You can hold a baby cockatiel in the first week it hatches. Cockatiels held by humans at an early age have an easier time with socialization when they become independent pets. Birds that don’t socialize with humans early can still be social.
If you are breeding, then it’s a good idea to socialize your babies early, but you don’t want to take them away from their parents fully unless they are being abused, which can happen. If your adult is harming the chick somehow, you need to separate them and take on more responsibility.
When do baby cockatiels eat on their own?
Baby cockatiels that naturally wean off their parents typically eat on their own by ten weeks old. It can take up to twelve weeks for some chicks, and others might wean themselves at eight weeks.
An indication that a baby cockatiel has fully weaned when eating independently for two straight weeks. You can initiate the weaning process on your own if you like, but you will have to hand feed the baby until it is ready to eat independently.
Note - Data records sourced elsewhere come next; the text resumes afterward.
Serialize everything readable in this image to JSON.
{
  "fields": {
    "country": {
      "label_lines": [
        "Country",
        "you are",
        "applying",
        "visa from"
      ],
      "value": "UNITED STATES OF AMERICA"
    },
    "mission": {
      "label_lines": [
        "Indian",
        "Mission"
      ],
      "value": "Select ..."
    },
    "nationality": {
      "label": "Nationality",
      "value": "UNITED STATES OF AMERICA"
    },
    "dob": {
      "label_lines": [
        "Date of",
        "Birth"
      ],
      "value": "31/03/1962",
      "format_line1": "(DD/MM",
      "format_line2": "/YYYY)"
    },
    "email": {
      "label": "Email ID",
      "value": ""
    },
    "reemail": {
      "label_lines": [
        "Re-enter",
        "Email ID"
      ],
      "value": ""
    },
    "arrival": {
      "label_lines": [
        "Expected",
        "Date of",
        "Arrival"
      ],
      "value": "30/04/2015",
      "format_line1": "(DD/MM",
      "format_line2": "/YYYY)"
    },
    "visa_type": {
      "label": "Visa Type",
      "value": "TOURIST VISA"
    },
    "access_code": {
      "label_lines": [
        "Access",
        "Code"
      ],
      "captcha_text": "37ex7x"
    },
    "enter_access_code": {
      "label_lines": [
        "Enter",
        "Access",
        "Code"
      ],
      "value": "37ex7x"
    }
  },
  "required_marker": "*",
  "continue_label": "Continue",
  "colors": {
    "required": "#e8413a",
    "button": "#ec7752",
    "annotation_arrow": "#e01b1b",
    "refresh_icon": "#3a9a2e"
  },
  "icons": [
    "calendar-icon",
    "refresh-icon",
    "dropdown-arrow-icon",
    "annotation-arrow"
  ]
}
Cockatiel chick feeding schedule.
Below, you will find a detailed list of a chick’s age and how to schedule feedings.
- Hatched to 10 – 15 hours old: Do not feed your chick anything during this period. When you reach the fifteen-hour mark, you can provide your baby one drop of lukewarm water.
- One hour old: One drop of lukewarm water mixed with the ground, pure white cuttlebone, and pure yogurt. Repeat this step in another hour.
- Past 3 hours old: Give your baby a few drops of a hand-rearing diet every hour.
- 4 – 9 days old: Give commercial, hand-rearing formula every two hours. You don’t have to feed them between midnight, and 5:00 am.
- 10 – 14 days old: Hand-rearing formula every three hours. No need to do it between midnight and 5:00 am.
- 15 – 20 days old: Hand-rearing formula every four hours. It should be thicker too. You can also give them a small bowl of water.
- 21 – 25 days old: Feed the formula to them two to three times daily, and be sure it is thicker than when you fed them at four days old. At this stage, you can begin to give them soaked seeds or millet blended with formula. At this stage, they will learn to find their food.